This month the second summit of the Community of Latin American and Caribbean States (CELAC for its initials in Spanish) is being held in Havana, Cuba. As expected, most of the mainstream English speaking media is giving little attention to this summit, despite 33 countries from the Americas belonging to this organization. Launched in late 2011 with the strong support of Venezuela’s late president Hugo Chávez, this bloc has consciously excluded the participation of Canada and United States given Washington’s long record of manipulating the Organization of American States (OAS) – the hemisphere’s dominant inter-American body – to suit its own interests. To the credit of the Washington Post, this influential paper today ran a short piece from the Associated Press which elaborated on the gathering stating that:
The summit’s main theme is fighting poverty, inequality and hunger. According to the UN’s Economic Commission for Latin America and the Caribbean, 28 percent of the region’s inhabitants live in poverty and 11 percent in extreme poverty.
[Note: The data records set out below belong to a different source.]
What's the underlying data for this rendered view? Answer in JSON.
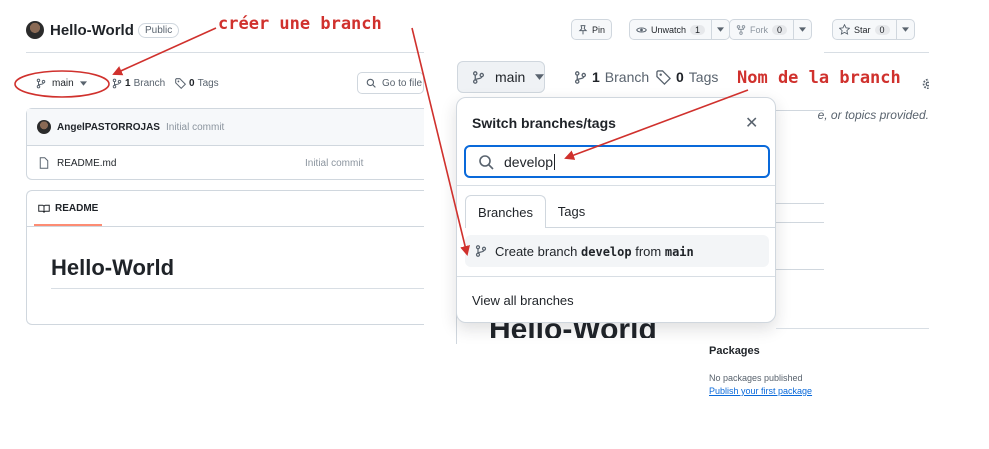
{
  "repo": {
    "name": "Hello-World",
    "visibility": "Public"
  },
  "header_actions": {
    "pin": "Pin",
    "unwatch": "Unwatch",
    "unwatch_count": "1",
    "fork": "Fork",
    "fork_count": "0",
    "star": "Star",
    "star_count": "0"
  },
  "small_view": {
    "branch": "main",
    "branches_count": "1",
    "branches_label": "Branch",
    "tags_count": "0",
    "tags_label": "Tags",
    "goto_placeholder": "Go to file",
    "commit_author": "AngelPASTORROJAS",
    "commit_message": "Initial commit",
    "file_name": "README.md",
    "file_commit": "Initial commit",
    "readme_tab": "README",
    "readme_heading": "Hello-World"
  },
  "big_view": {
    "branch": "main",
    "branches_count": "1",
    "branches_label": "Branch",
    "tags_count": "0",
    "tags_label": "Tags",
    "behind_heading": "Hello-World"
  },
  "dropdown": {
    "title": "Switch branches/tags",
    "close": "✕",
    "search_value": "develop",
    "tab_branches": "Branches",
    "tab_tags": "Tags",
    "create_prefix": "Create branch",
    "create_branch": "develop",
    "create_from": "from",
    "create_source": "main",
    "view_all": "View all branches"
  },
  "sidebar": {
    "description_fragment": "e, or topics provided.",
    "packages_heading": "Packages",
    "packages_text": "No packages published",
    "packages_link": "Publish your first package"
  },
  "annotations": {
    "create_branch": "créer une branch",
    "branch_name": "Nom de la branch",
    "color": "#d0312d"
  }
}
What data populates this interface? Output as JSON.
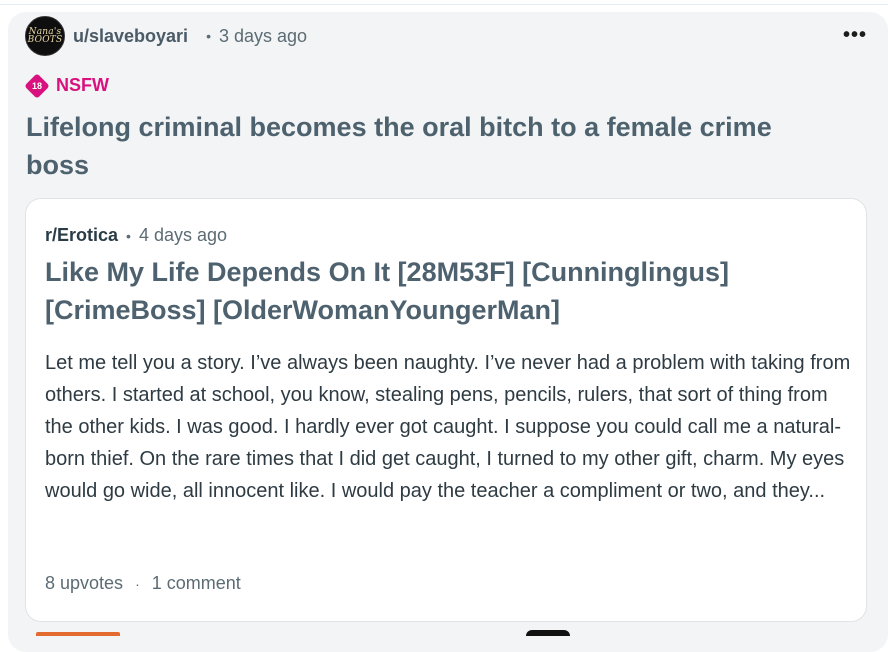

Tuesday’s session of heads of CELAC states began with one minute of silence to remember the late Venezuelan President Hugo Chavez, who succumbed to cancer last March.
Chavez, an outspoken U.S. foe, was a driving force behind CELAC’s creation in 2011. It was conceived as an alternative to the Washington-based Organization of American States, which suspended Cuba’s membership in 1962 shortly after Fidel Castro’s revolution.
Proponents argued the OAS has historically served Washington’s interests rather than those of the region, and even Latin American allies of the United States have participated enthusiastically in CELAC.
OAS Secretary-General Jose Miguel Insulza attended the summit Tuesday as an observer, believed to be the first visit by a secretary-general to Cuba since its founding in 1948.
“The integration of Latin America is a strategic project. ... CELAC does not impede bilateral relations within and outside of the region. On the contrary, it strengthens them,” Brazilian President Dilma Rousseff said in an evening address.
In his wide-ranging speech, Castro touched on the risk that global climate change poses to the region, especially low-lying Caribbean islands. He expressed solidarity for Argentina’s claim to the British-controlled Falkland Islands, known in Spanish as the Malvinas; for Puerto Rican independence; and for Ecuador in its legal battle with U.S. oil company Chevron.
He also criticized the 52-year-old U.S. economic embargo on Cuba as well as American surveillance targeting the communications of foreign heads of state, companies and individuals. The threats of outside interference, military invasion and coups remain present, Castro said.